Though unusually staid, fashion-wise, the Grammys had a few memorable moments.
CeeLo Green showed up Sunday in Los Angeles as a metallic gold something with a strange headpiece and tunic to match. And Lady Gaga, fresh from the Super Bowl, donned tiny black leather shorts and top, looking fierce in her thigh-high boots.
Other than that, we had some dresses. As these things often go, some were liked, some not so much.
Rihanna pulled off another voluminous look, this one a custom tangerine Armani Prive crop top with crystals and a voluminous black skirt of silk organza. The bottom half evoked her pink cupcakey Giambattista Valli ball gown for the Grammys two years ago.
“Rihanna has such a history of stealing the show with her flawless style at the Grammys,” said Kyle Anderson, the market and accessories director for Marie Claire magazine. “The top was perfect, designed around her tattoos. She is confident and knows what looks good on her as well as what will steal the spotlight.”
Adele wore Givenchy Haute Couture by Ricardo Tisci — twice. First in two tones of military green in a checkerboard weave with a long-sleeve top underneath on the red carpet and again to perform in a black velvet stone-encrusted top and matching pants.
“Why would she wear that green,” asked “Fashion Police” alum and style expert George Kotsiopoulos. “She was very covered up. I didn’t hate it but it was just an ugly colour.”
“Adele looked stunning,” he said. “To me green looks great as a contrasting shade on the red carpet.”

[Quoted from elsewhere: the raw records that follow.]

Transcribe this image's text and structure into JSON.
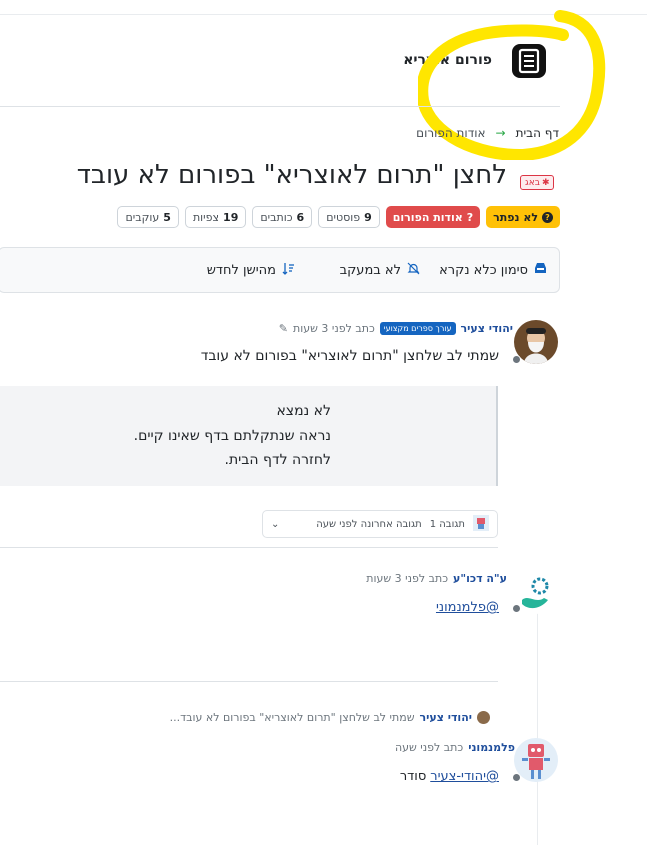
{
  "colors": {
    "accent": "#ffc107",
    "danger": "#e04b4b",
    "brand_blue": "#1565c0",
    "highlight": "#ffe600"
  },
  "header": {
    "forum_name": "פורום אוצריא",
    "logo_icon": "book-icon"
  },
  "breadcrumb": {
    "home": "דף הבית",
    "current": "אודות הפורום"
  },
  "topic": {
    "bug_badge": "באג",
    "title": "לחצן \"תרום לאוצריא\" בפורום לא עובד",
    "tags": {
      "unsolved": "לא נפתר",
      "category": "אודות הפורום",
      "posts_count": "9",
      "posts_label": "פוסטים",
      "writers_count": "6",
      "writers_label": "כותבים",
      "views_count": "19",
      "views_label": "צפיות",
      "followers_count": "5",
      "followers_label": "עוקבים"
    }
  },
  "toolbar": {
    "mark_unread": "סימון כלא נקרא",
    "not_watching": "לא במעקב",
    "sort": "מהישן לחדש"
  },
  "post1": {
    "author": "יהודי צעיר",
    "group_badge": "עורך ספרים מקצועי",
    "meta": "כתב לפני 3 שעות",
    "text": "שמתי לב שלחצן \"תרום לאוצריא\" בפורום לא עובד",
    "quote": {
      "line1": "לא נמצא",
      "line2": "נראה שנתקלתם בדף שאינו קיים.",
      "line3": "לחזרה לדף הבית."
    },
    "replies_count": "תגובה 1",
    "last_reply": "תגובה אחרונה לפני שעה"
  },
  "post2": {
    "author": "ע\"ה דכו\"ע",
    "meta": "כתב לפני 3 שעות",
    "mention": "@פלמנמוני"
  },
  "post3": {
    "reply_to_author": "יהודי צעיר",
    "reply_to_excerpt": "שמתי לב שלחצן \"תרום לאוצריא\" בפורום לא עובד...",
    "author": "פלמנמוני",
    "meta": "כתב לפני שעה",
    "mention": "@יהודי-צעיר",
    "text_after": "סודר"
  }
}
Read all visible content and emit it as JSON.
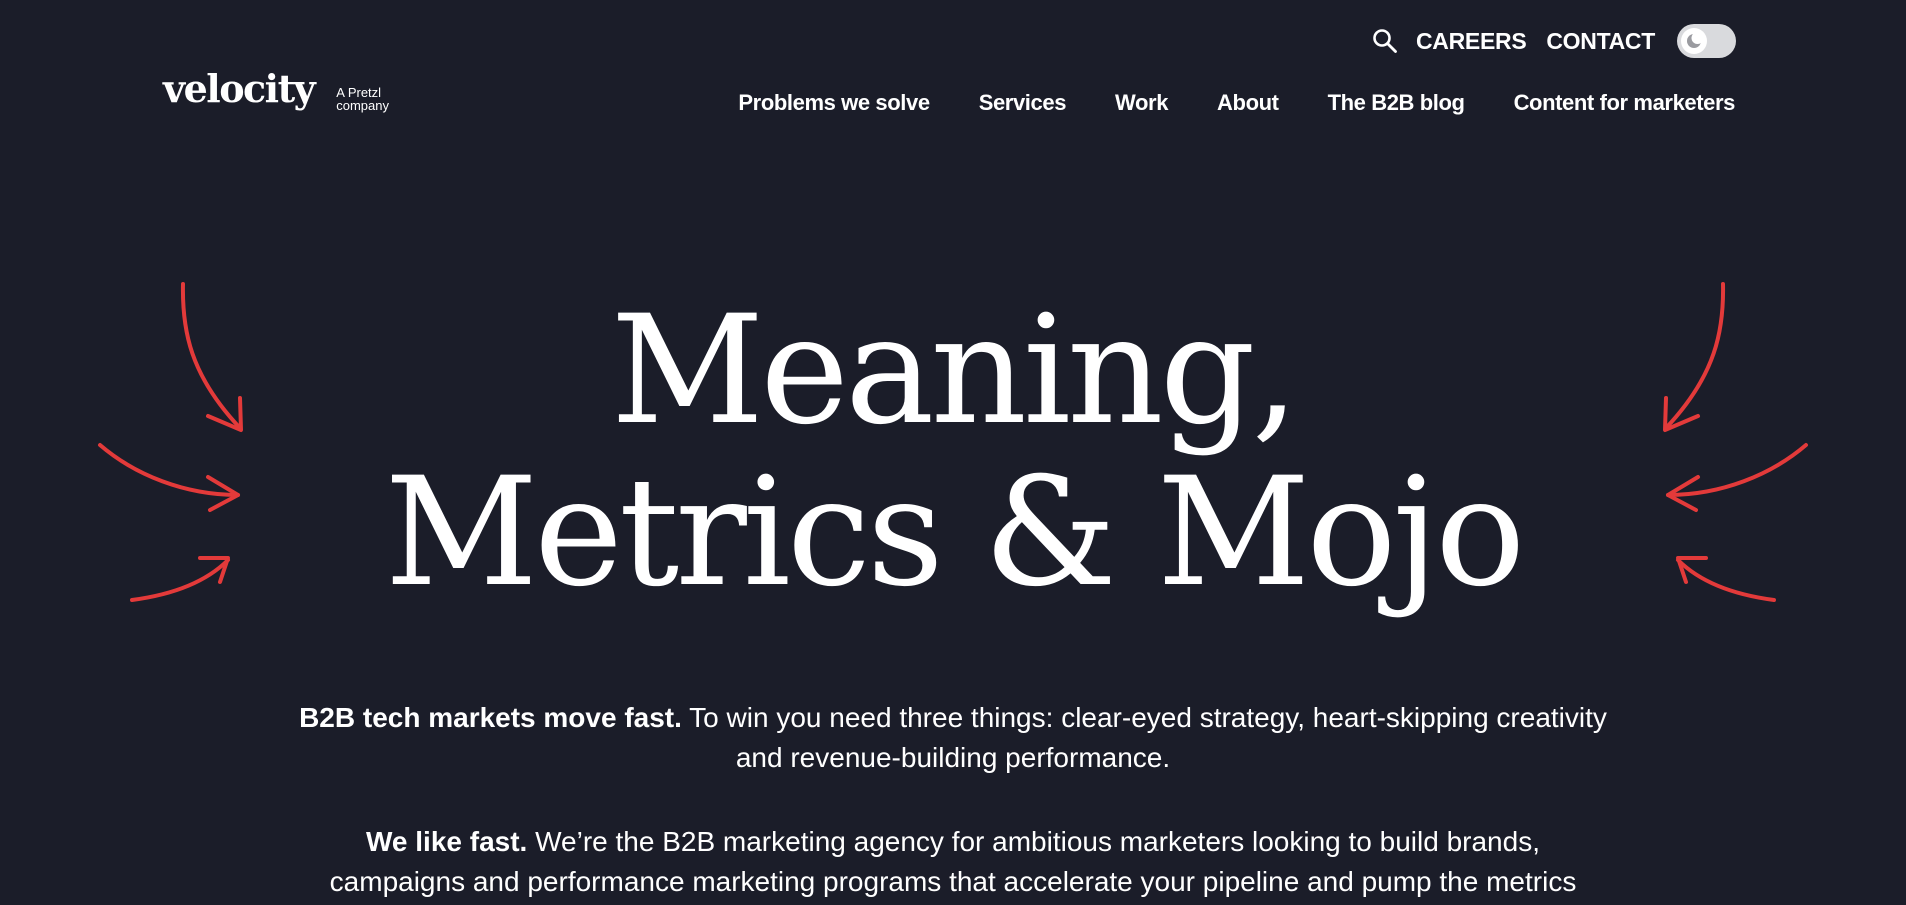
{
  "utility": {
    "search_icon": "search-icon",
    "careers": "CAREERS",
    "contact": "CONTACT",
    "theme_toggle_icon": "moon-icon",
    "theme_toggle_state": "light"
  },
  "logo": {
    "word": "velocity",
    "sub_line1": "A Pretzl",
    "sub_line2": "company"
  },
  "nav": [
    {
      "label": "Problems we solve"
    },
    {
      "label": "Services"
    },
    {
      "label": "Work"
    },
    {
      "label": "About"
    },
    {
      "label": "The B2B blog"
    },
    {
      "label": "Content for marketers"
    }
  ],
  "hero": {
    "title_line1": "Meaning,",
    "title_line2": "Metrics & Mojo",
    "arrow_color": "#e33a3a"
  },
  "intro": {
    "p1_bold": "B2B tech markets move fast.",
    "p1_rest_a": " To win you need three things: clear-eyed strategy, heart-skipping creativity",
    "p1_rest_b": "and revenue-building performance.",
    "p2_bold": "We like fast.",
    "p2_rest_a": " We’re the B2B marketing agency for ambitious marketers looking to build brands,",
    "p2_rest_b": "campaigns and performance marketing programs that accelerate your pipeline and pump the metrics"
  },
  "colors": {
    "background": "#1b1d29",
    "text": "#ffffff",
    "accent": "#e33a3a"
  }
}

And then there was Beyonce. As an early performer on the CBS telecast, she didn’t walk the carpet, but she slayed as a gold-crowned goddess onstage and again from the audience in sexy red sequins. Her 5-year-old daughter, Blue Ivy, cheered mom’s stage show from dad Jay Z’s lap wearing a white ruffle Prince-like shirt, circa “Purple Rain,” under a bubble gum pink suit.
But overall, Julee Wilson, fashion and beauty director for Essence magazine and its website, was underwhelmed on the fashion front.

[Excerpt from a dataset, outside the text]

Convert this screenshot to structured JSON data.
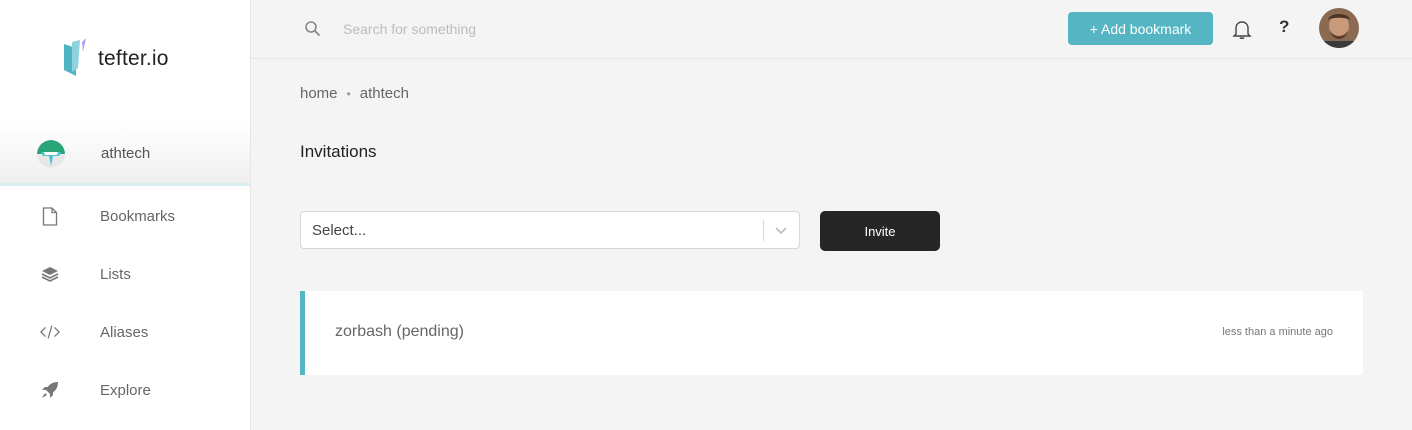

“It was really boring,” she said of the carpet. “There was so much blah.”
She had her favourites, though, including Adele. Her not-so-much moment was Katy Perry in a Tom Ford look with a skirt of pink feathers and metallic sequin mock turtleneck long-sleeve top.

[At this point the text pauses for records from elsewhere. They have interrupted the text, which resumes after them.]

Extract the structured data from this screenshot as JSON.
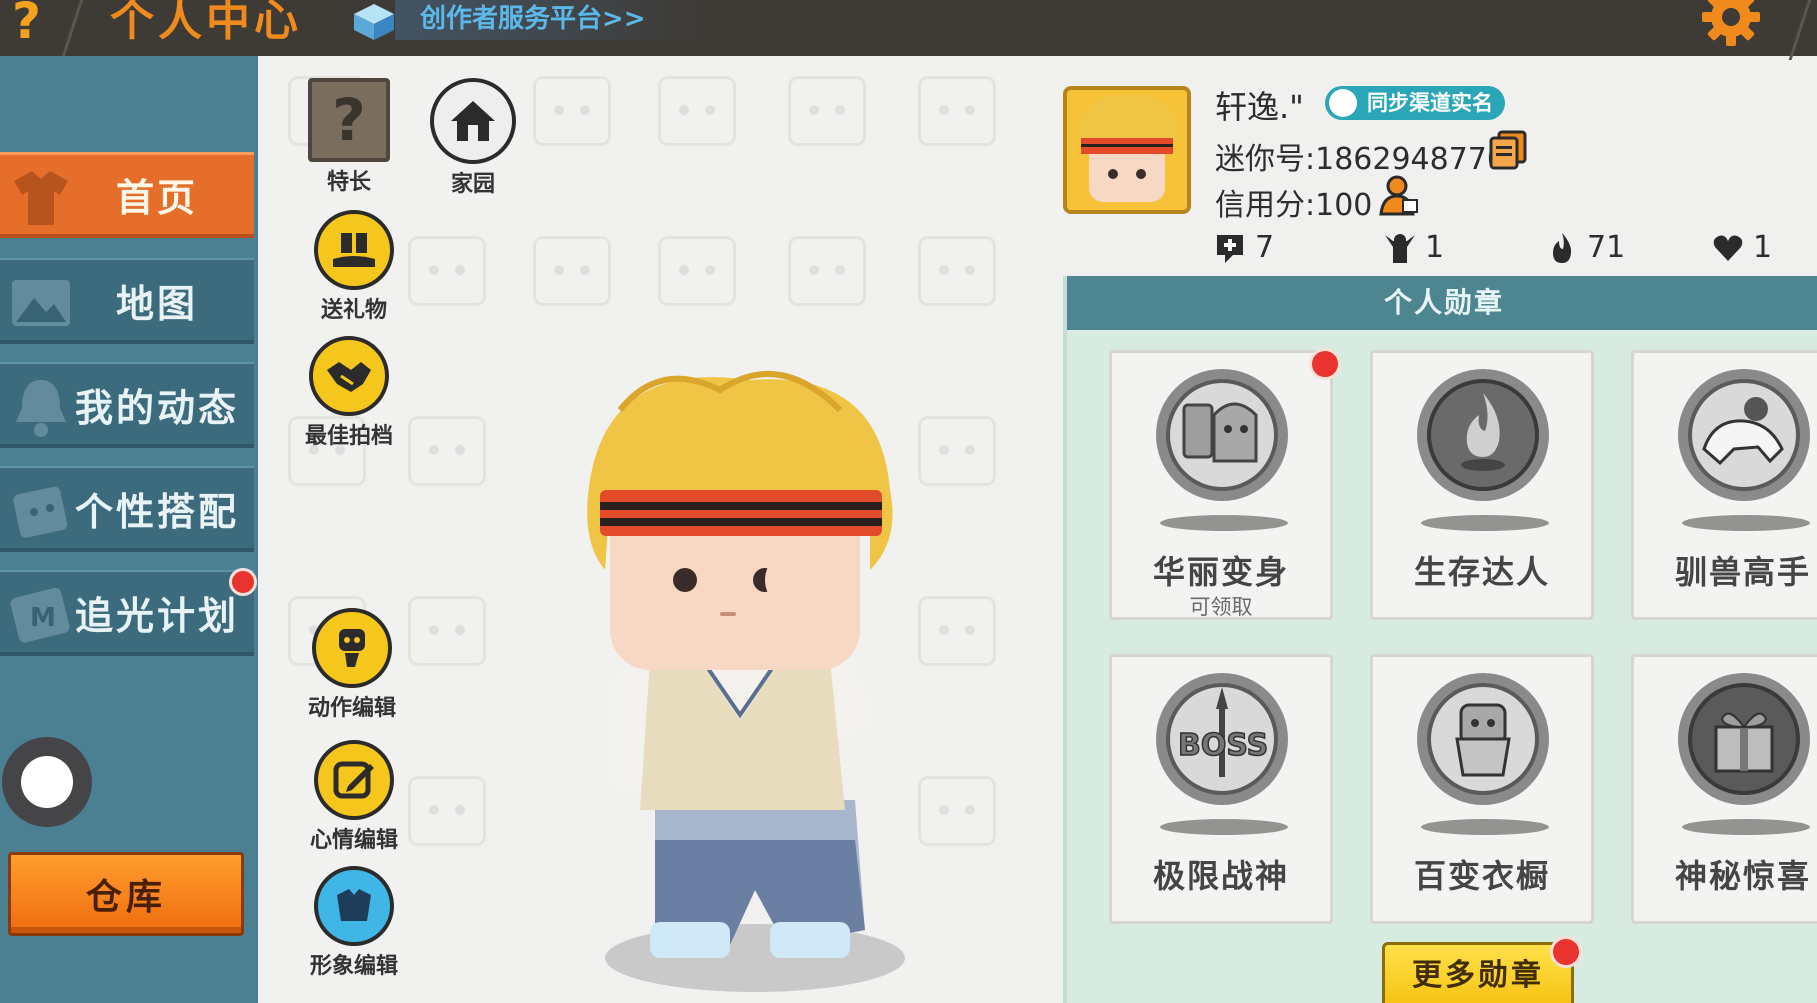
{
  "topbar": {
    "help_glyph": "?",
    "title": "个人中心",
    "creator_link": "创作者服务平台>>"
  },
  "sidebar": {
    "items": [
      {
        "label": "首页",
        "icon": "shirt-icon",
        "active": true
      },
      {
        "label": "地图",
        "icon": "picture-icon",
        "active": false
      },
      {
        "label": "我的动态",
        "icon": "bell-icon",
        "active": false
      },
      {
        "label": "个性搭配",
        "icon": "character-icon",
        "active": false
      },
      {
        "label": "追光计划",
        "icon": "m-logo-icon",
        "active": false,
        "has_dot": true
      }
    ],
    "warehouse_label": "仓库"
  },
  "functions": {
    "skill": "特长",
    "skill_glyph": "?",
    "home": "家园",
    "gift": "送礼物",
    "best_shot": "最佳拍档",
    "action_edit": "动作编辑",
    "mood_edit": "心情编辑",
    "image_edit": "形象编辑"
  },
  "profile": {
    "nickname": "轩逸.\"",
    "sync_badge": "同步渠道实名",
    "uid": "迷你号:1862948770",
    "credit": "信用分:100",
    "stats": [
      {
        "icon": "add-friend-icon",
        "value": "7"
      },
      {
        "icon": "fans-icon",
        "value": "1"
      },
      {
        "icon": "fire-icon",
        "value": "71"
      },
      {
        "icon": "heart-icon",
        "value": "1"
      }
    ]
  },
  "medals": {
    "header": "个人勋章",
    "items": [
      {
        "name": "华丽变身",
        "sub": "可领取",
        "has_dot": true
      },
      {
        "name": "生存达人",
        "sub": ""
      },
      {
        "name": "驯兽高手",
        "sub": ""
      },
      {
        "name": "极限战神",
        "sub": ""
      },
      {
        "name": "百变衣橱",
        "sub": ""
      },
      {
        "name": "神秘惊喜",
        "sub": ""
      }
    ],
    "more_label": "更多勋章"
  },
  "colors": {
    "accent_orange": "#e56f2a",
    "sidebar_teal": "#4b7f92",
    "header_teal": "#4d8590",
    "yellow": "#f5c61c",
    "badge_cyan": "#2aa6b8"
  }
}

“I think Katy Perry looked awful,” Wilson said.
As for Adele, “She does a really good job of dressing her curves in a way that doesn’t look like she’s trying to hide them,” she said.
Anderson begged to differ on Perry.
“She looked phenomenal with her blond waves. Taking risks and keeping things fresh is what the Grammys are all about when it comes to fashion and beauty,” he said.
Kotsiopoulos, too, was less than enthused by this year’s show of Grammy fashion.
“There was no ‘oh my god’ moment,” he said.
Eric Wilson, the fashion news director for InStyle magazine, saw some trends.
“I loved the wave of futuristic metallic fabrics worn by Katy Perry and Solange Knowles,” said Wilson, the latter in a gold Gucci one-shoulder with fan ruffles.
“But I had some trouble with all the crazy cleavage contraptions, which were probably a good idea on paper, but not on the body. Between Lady Gaga in that bolero top, Halsey’s X-rated tracksuit and Rihanna’s orange bra from Armani Prive, those dresses were working overtime just to keep themselves up, and they all looked really uncomfortable. And in the interest of not sounding sexist, I’ll also veto Desiigner’s shirtless tux,” Wilson added.
Count Wilson in as a fan of Perry’s Ford look.
“It hit all the right notes. The combination of a skirt of feathers and a shiny top created a polished effect, but the overall look stayed well within Katy’s pop princess comfort zone,” he said.
Colours were all over the place. Wilson liked the light lavender Ralph & Russo halter confection worn by Jennifer Lopez and Celine Dion’s emerald green Zuhair Murad couture dress.
On the Adele scale, he was somewhere in between.
“The dress was a little over the top, but she made it look like a form of armour,” Wilson said, “which is probably a smarter statement for these times.”